- More than half expect AI to change society within five years – or are already doing so
The chatbot answers every question ready to print or the app paints a picture according to instructions and in the desired style – a broad public has tried out in recent weeks and months what artificial intelligence can now do. Around three quarters of German citizens (73 percent) now believe that AI is an opportunity. 26 percent see AI exclusively as an opportunity, 47 percent rather as an opportunity. In contrast, 14 percent consider AI to be more of a danger, and one tenth (10 percent) even see it exclusively as a danger. This is the result of a survey of 1,007 people aged 16 and over in Germany commissioned by the digital association Bitkom. “We are currently experiencing a historic moment in artificial intelligence: for the first time, computers are really speaking our language and we no longer have to learn the language of computers in order to understand or instruct them,” says Bitkom President Achim Berg. “We can already say today that artificial intelligence will be the technology of 2023. In the coming years, AI will change the world more than such a major innovation as the smartphone did.”
Expectations of AI are high among the population, with 8 in 10 (79 per cent) convinced that AI will strengthen the competitiveness of the German economy – three years ago the figure was 66 per cent. Two-thirds (66 percent) now want AI to be used when the technology brings them concrete benefits, for example in medicine or transport. And around half (51 percent) say they already regularly use AI-based products and services in their everyday lives, such as voice assistants. Around a third (35 percent) fear that humans will be disempowered by machines; in 2020, this concern was shared by significantly more people (46 percent). Only 26 percent assume that AI will not fulfil the great expectations (2020: 28 percent). At the same time, however, a broad majority (88 percent, 2020: 85 percent) would like to see AI software tested particularly thoroughly in Germany and only be allowed to be used in devices after it has been approved. At the same time, a third (34 percent, 2020: 44 percent) demand that AI should be banned in certain areas of application. “We need guidelines for the use of AI. These guidelines must be designed in such a way that the benefits of AI are maximised and risks minimised,” says Berg.

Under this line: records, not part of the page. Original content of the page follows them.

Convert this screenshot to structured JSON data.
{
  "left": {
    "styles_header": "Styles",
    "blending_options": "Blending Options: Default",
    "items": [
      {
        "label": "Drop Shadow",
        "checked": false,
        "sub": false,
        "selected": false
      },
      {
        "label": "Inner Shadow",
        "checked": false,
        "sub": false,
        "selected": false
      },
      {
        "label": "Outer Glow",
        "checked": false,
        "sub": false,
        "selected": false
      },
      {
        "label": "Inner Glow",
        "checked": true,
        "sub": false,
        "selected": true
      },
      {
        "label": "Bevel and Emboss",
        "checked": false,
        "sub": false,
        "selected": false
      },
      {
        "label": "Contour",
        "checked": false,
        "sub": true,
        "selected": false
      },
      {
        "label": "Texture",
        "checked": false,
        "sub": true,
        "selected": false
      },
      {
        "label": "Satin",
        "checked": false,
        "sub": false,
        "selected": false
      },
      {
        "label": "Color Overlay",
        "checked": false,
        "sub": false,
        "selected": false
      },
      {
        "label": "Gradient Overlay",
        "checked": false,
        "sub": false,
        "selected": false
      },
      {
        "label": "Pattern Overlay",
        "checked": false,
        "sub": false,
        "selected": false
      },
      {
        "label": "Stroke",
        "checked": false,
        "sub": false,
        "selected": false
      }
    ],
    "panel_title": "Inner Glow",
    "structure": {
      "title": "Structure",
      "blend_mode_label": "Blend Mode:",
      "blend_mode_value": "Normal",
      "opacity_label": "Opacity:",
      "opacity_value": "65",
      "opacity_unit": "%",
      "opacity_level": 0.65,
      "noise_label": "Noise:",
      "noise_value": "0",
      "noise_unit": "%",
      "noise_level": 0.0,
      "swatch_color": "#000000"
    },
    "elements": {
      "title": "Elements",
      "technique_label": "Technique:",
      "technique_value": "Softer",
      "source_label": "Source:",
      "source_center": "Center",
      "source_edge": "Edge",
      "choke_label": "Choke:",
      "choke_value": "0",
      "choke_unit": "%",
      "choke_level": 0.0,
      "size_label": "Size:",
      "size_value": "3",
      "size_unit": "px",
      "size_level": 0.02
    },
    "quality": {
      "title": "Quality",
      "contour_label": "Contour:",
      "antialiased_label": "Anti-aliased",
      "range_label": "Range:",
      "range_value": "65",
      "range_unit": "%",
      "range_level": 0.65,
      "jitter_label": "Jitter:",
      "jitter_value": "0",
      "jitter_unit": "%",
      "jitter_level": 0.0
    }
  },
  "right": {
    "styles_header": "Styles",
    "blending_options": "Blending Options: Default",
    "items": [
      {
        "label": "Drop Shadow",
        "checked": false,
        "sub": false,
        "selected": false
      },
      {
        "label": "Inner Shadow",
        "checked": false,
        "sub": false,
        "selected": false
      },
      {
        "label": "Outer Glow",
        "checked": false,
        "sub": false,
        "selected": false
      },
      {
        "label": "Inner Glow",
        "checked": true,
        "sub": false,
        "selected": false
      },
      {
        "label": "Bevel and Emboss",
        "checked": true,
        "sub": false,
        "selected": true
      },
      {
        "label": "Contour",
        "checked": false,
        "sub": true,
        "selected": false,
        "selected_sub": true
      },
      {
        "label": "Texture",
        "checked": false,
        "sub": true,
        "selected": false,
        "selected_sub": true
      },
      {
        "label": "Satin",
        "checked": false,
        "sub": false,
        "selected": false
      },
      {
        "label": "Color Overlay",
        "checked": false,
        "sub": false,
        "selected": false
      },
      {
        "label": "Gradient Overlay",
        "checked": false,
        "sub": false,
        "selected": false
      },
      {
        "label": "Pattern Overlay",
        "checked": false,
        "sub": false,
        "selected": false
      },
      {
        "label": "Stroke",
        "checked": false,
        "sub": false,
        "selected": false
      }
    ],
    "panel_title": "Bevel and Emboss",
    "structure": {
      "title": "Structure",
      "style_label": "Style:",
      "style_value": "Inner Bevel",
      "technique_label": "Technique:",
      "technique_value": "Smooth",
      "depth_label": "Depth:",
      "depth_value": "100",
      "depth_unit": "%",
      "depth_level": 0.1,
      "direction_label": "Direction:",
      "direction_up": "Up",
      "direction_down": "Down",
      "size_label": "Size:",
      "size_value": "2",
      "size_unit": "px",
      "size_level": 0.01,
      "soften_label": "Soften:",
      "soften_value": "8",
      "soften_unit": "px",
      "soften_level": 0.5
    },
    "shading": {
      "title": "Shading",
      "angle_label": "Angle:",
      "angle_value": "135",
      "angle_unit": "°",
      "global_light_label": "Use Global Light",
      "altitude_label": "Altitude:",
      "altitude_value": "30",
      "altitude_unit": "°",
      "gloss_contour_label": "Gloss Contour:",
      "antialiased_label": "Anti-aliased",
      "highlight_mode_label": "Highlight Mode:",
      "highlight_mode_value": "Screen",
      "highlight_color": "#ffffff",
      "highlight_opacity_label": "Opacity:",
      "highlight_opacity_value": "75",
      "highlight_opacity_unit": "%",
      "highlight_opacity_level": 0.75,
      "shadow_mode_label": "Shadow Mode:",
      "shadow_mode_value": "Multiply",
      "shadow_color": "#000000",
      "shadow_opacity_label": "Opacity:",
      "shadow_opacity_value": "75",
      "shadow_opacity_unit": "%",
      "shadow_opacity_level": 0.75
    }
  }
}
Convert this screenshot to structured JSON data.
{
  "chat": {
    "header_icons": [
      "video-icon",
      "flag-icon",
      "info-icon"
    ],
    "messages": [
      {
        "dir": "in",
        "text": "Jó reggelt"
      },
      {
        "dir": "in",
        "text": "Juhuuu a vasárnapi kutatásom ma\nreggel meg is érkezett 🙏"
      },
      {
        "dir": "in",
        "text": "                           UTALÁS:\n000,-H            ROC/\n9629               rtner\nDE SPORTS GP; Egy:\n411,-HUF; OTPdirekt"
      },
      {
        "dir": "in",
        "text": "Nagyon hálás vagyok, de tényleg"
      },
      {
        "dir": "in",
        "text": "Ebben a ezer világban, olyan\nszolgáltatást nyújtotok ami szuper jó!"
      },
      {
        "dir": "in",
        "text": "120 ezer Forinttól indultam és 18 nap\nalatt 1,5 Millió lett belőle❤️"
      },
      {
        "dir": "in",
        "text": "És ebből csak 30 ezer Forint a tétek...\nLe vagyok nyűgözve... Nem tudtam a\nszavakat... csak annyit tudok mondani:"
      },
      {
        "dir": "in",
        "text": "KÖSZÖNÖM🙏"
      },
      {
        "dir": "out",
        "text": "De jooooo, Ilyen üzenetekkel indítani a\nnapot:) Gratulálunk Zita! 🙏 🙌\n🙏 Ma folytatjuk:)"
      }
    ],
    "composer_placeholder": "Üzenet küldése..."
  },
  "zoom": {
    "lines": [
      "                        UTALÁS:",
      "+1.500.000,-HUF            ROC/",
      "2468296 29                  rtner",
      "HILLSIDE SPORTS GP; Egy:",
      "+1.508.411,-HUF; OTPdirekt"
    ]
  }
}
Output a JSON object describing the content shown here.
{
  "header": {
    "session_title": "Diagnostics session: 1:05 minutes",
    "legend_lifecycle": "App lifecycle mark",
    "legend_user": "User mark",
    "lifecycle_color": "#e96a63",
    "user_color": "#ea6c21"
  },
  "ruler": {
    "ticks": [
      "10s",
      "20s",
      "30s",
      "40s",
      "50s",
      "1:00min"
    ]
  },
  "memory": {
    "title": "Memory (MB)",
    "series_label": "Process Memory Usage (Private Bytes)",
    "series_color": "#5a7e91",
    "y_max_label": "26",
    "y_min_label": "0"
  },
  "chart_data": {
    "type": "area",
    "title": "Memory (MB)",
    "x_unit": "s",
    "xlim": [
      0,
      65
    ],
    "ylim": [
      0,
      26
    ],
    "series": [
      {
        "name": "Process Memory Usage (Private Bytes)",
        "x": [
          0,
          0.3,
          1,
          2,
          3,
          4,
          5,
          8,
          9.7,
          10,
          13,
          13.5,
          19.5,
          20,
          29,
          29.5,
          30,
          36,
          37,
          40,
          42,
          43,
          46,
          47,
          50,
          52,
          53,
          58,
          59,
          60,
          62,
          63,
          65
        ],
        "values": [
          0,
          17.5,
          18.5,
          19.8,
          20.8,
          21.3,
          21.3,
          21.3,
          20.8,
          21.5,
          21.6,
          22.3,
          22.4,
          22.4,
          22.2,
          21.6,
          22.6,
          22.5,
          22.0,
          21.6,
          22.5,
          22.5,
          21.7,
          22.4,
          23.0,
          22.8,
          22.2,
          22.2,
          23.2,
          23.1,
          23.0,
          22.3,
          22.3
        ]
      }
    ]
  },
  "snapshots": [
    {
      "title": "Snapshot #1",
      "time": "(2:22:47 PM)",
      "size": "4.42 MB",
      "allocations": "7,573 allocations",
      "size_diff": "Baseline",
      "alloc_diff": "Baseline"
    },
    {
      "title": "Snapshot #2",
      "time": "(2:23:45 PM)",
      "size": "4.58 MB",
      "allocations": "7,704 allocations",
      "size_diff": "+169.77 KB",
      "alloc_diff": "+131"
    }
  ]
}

Most people think that artificial intelligence will noticeably change our society in the coming years – or is already doing so. 28 percent say the changes are already noticeable, 30 percent expect it in the next five years, 13 percent in the next ten and 11 percent in the next 20 years. Only 8 percent expect it in more than 20 years at the earliest and just 4 percent believe that AI will never noticeably change society.

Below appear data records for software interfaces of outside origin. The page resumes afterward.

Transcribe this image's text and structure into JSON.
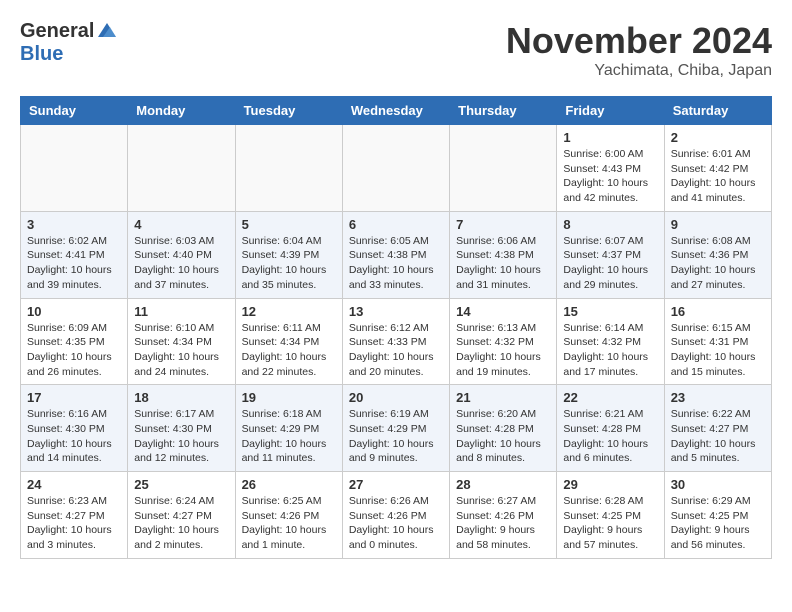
{
  "logo": {
    "general": "General",
    "blue": "Blue"
  },
  "title": "November 2024",
  "location": "Yachimata, Chiba, Japan",
  "days_of_week": [
    "Sunday",
    "Monday",
    "Tuesday",
    "Wednesday",
    "Thursday",
    "Friday",
    "Saturday"
  ],
  "weeks": [
    [
      {
        "day": "",
        "info": ""
      },
      {
        "day": "",
        "info": ""
      },
      {
        "day": "",
        "info": ""
      },
      {
        "day": "",
        "info": ""
      },
      {
        "day": "",
        "info": ""
      },
      {
        "day": "1",
        "info": "Sunrise: 6:00 AM\nSunset: 4:43 PM\nDaylight: 10 hours\nand 42 minutes."
      },
      {
        "day": "2",
        "info": "Sunrise: 6:01 AM\nSunset: 4:42 PM\nDaylight: 10 hours\nand 41 minutes."
      }
    ],
    [
      {
        "day": "3",
        "info": "Sunrise: 6:02 AM\nSunset: 4:41 PM\nDaylight: 10 hours\nand 39 minutes."
      },
      {
        "day": "4",
        "info": "Sunrise: 6:03 AM\nSunset: 4:40 PM\nDaylight: 10 hours\nand 37 minutes."
      },
      {
        "day": "5",
        "info": "Sunrise: 6:04 AM\nSunset: 4:39 PM\nDaylight: 10 hours\nand 35 minutes."
      },
      {
        "day": "6",
        "info": "Sunrise: 6:05 AM\nSunset: 4:38 PM\nDaylight: 10 hours\nand 33 minutes."
      },
      {
        "day": "7",
        "info": "Sunrise: 6:06 AM\nSunset: 4:38 PM\nDaylight: 10 hours\nand 31 minutes."
      },
      {
        "day": "8",
        "info": "Sunrise: 6:07 AM\nSunset: 4:37 PM\nDaylight: 10 hours\nand 29 minutes."
      },
      {
        "day": "9",
        "info": "Sunrise: 6:08 AM\nSunset: 4:36 PM\nDaylight: 10 hours\nand 27 minutes."
      }
    ],
    [
      {
        "day": "10",
        "info": "Sunrise: 6:09 AM\nSunset: 4:35 PM\nDaylight: 10 hours\nand 26 minutes."
      },
      {
        "day": "11",
        "info": "Sunrise: 6:10 AM\nSunset: 4:34 PM\nDaylight: 10 hours\nand 24 minutes."
      },
      {
        "day": "12",
        "info": "Sunrise: 6:11 AM\nSunset: 4:34 PM\nDaylight: 10 hours\nand 22 minutes."
      },
      {
        "day": "13",
        "info": "Sunrise: 6:12 AM\nSunset: 4:33 PM\nDaylight: 10 hours\nand 20 minutes."
      },
      {
        "day": "14",
        "info": "Sunrise: 6:13 AM\nSunset: 4:32 PM\nDaylight: 10 hours\nand 19 minutes."
      },
      {
        "day": "15",
        "info": "Sunrise: 6:14 AM\nSunset: 4:32 PM\nDaylight: 10 hours\nand 17 minutes."
      },
      {
        "day": "16",
        "info": "Sunrise: 6:15 AM\nSunset: 4:31 PM\nDaylight: 10 hours\nand 15 minutes."
      }
    ],
    [
      {
        "day": "17",
        "info": "Sunrise: 6:16 AM\nSunset: 4:30 PM\nDaylight: 10 hours\nand 14 minutes."
      },
      {
        "day": "18",
        "info": "Sunrise: 6:17 AM\nSunset: 4:30 PM\nDaylight: 10 hours\nand 12 minutes."
      },
      {
        "day": "19",
        "info": "Sunrise: 6:18 AM\nSunset: 4:29 PM\nDaylight: 10 hours\nand 11 minutes."
      },
      {
        "day": "20",
        "info": "Sunrise: 6:19 AM\nSunset: 4:29 PM\nDaylight: 10 hours\nand 9 minutes."
      },
      {
        "day": "21",
        "info": "Sunrise: 6:20 AM\nSunset: 4:28 PM\nDaylight: 10 hours\nand 8 minutes."
      },
      {
        "day": "22",
        "info": "Sunrise: 6:21 AM\nSunset: 4:28 PM\nDaylight: 10 hours\nand 6 minutes."
      },
      {
        "day": "23",
        "info": "Sunrise: 6:22 AM\nSunset: 4:27 PM\nDaylight: 10 hours\nand 5 minutes."
      }
    ],
    [
      {
        "day": "24",
        "info": "Sunrise: 6:23 AM\nSunset: 4:27 PM\nDaylight: 10 hours\nand 3 minutes."
      },
      {
        "day": "25",
        "info": "Sunrise: 6:24 AM\nSunset: 4:27 PM\nDaylight: 10 hours\nand 2 minutes."
      },
      {
        "day": "26",
        "info": "Sunrise: 6:25 AM\nSunset: 4:26 PM\nDaylight: 10 hours\nand 1 minute."
      },
      {
        "day": "27",
        "info": "Sunrise: 6:26 AM\nSunset: 4:26 PM\nDaylight: 10 hours\nand 0 minutes."
      },
      {
        "day": "28",
        "info": "Sunrise: 6:27 AM\nSunset: 4:26 PM\nDaylight: 9 hours\nand 58 minutes."
      },
      {
        "day": "29",
        "info": "Sunrise: 6:28 AM\nSunset: 4:25 PM\nDaylight: 9 hours\nand 57 minutes."
      },
      {
        "day": "30",
        "info": "Sunrise: 6:29 AM\nSunset: 4:25 PM\nDaylight: 9 hours\nand 56 minutes."
      }
    ]
  ]
}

Note on methodology: The data is based on a survey conducted by Bitkom Research on behalf of the digital association Bitkom. A total of 1,007 people aged 16 and over were interviewed by telephone. The survey is representative. The questions were: “Do you see artificial intelligence more as an opportunity or more as a danger?”, “To what extent do you agree or disagree with the following statements on artificial intelligence?” with percentages for “agree completely” and “agree somewhat” and “When do you think artificial intelligence will noticeably change society, whether negatively or positively?